Over the past few months we’ve been gathering some illuminating research through our Digital Transformation Survey, the findings of which have been used in Marketing Week’s latest issue and feature piece ‘What does ‘digital transformation’ really mean?’.
We surveyed 111 digital and marketing professionals from a variety of organisations to gauge their view of the digital landscape. We asked where are we now and what changes we can expect to see in the future. Here is a summary of some of the insights we gleaned.
People Vs. Tech: Culture & ways of working
As we discussed in our article Focus on what’s important for success it is the needs of the user that inform all technological progress. Respondents felt a transformation in culture through changes in working practices contributed significantly to the successful digital transformation of the business. Organic founder, James Moffat, says, ‘Digital transformation is not the ‘next big thing’ or another technology topic like search, social or automation. Rather, Digital Transformation is the result of how converging technologies have enabled users to reorganise their lives, socially, commercially and economically.’

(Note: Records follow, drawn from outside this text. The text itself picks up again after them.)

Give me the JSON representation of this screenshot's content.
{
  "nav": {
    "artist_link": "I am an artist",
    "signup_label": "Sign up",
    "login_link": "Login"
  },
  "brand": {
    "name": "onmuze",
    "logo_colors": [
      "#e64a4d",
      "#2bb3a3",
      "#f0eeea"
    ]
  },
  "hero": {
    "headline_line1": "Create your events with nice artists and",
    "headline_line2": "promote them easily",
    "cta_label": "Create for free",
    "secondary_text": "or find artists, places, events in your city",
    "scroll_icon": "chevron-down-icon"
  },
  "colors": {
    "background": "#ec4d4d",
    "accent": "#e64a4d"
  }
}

Millennials Vs. Senior Management: Who drives digital transformation?
Although millennials are seen as the driving force behind Digital Transformation, many still think decisions and projects should sit with senior management. We explored what the emergence of digital natives into the workplace means for businesses in our article Is your workplace ready for the new normal? Overwhelmingly respondents felt millennials were the catalyst behind change. Our research revealed that antiquated models are no longer fit for purpose in the digital age. James Moffat remarks upon how businesses that follow 19th and 20th century structures are ‘no longer the most efficient route forward in a connected educated economy’.
Potential for growth
With the vast majority of organisations intending to recruit or already having recruited a Digital Transformation lead, it’s clear Digital Transformation as a business function continues to grow, as does the intention to invest further. In our article The Awakening: the difficult merging of different worlds, we discussed how changing the climate of the work place is critical to making the investment in people worthwhile. 72% felt the shift was worth the investment but agreed or strongly agreed with the statement ‘Major disruption to your marketplace or revenues is necessary before most firms will invest in digital transformation’. Certainly technology doesn’t change behaviours. Rather the data and insight we gather through digital allows us to see how people really connect, communicate and cooperate to reorganise in new and more efficient ways.
What are the biggest barriers to digital transformation?
Innovation can come from a variety of sources. Our findings revealed that ‘lack of leadership’ and ‘perceived need’ are two of the biggest barriers businesses must overcome for a successful Digital Transformation to take place. In our article Can the c-suite still innovate? we explore some of the obstacles that emerge over the course of digital transformation. James Moffat describes how technology effectively reduces barriers to new behaviours. He says that by embracing technical innovation ‘Cost is vastly reduced and technology is democratised by combining the cost of a camera, mobile phone, EPOS system, messaging network, word processor, user computer and dozens of other technologies that would have cost millions a couple of decades ago. The differentiator in any market now is not what you do but in the operational execution – how you do it.’
How important are different departments in digital transformation?
We heard how HR and IT departments are not perceived to be as relevant to Digital Transformation as marketing and customer services. We approach the importance of integration of digital across departments in our article The Awakening: the difficult merging of different worlds.
Digital Transformation isn’t something you do…
…Neither is it something you do well or badly. Rather Digital Transformation is a process of change towards occupying a place of maturity. Business success is consolidated through building a capability that is not just good at any one thing. The critical success factor depends upon being receptive to change and responding to changing customer behaviors, rather than by dictating change to customers. Change is the only constant; therefore businesses and brands need to be agile and responsive to accommodate an ever-shifting digital terrain.
If you want to know more about Digital Transformation contact us today for a chat, or send us a message.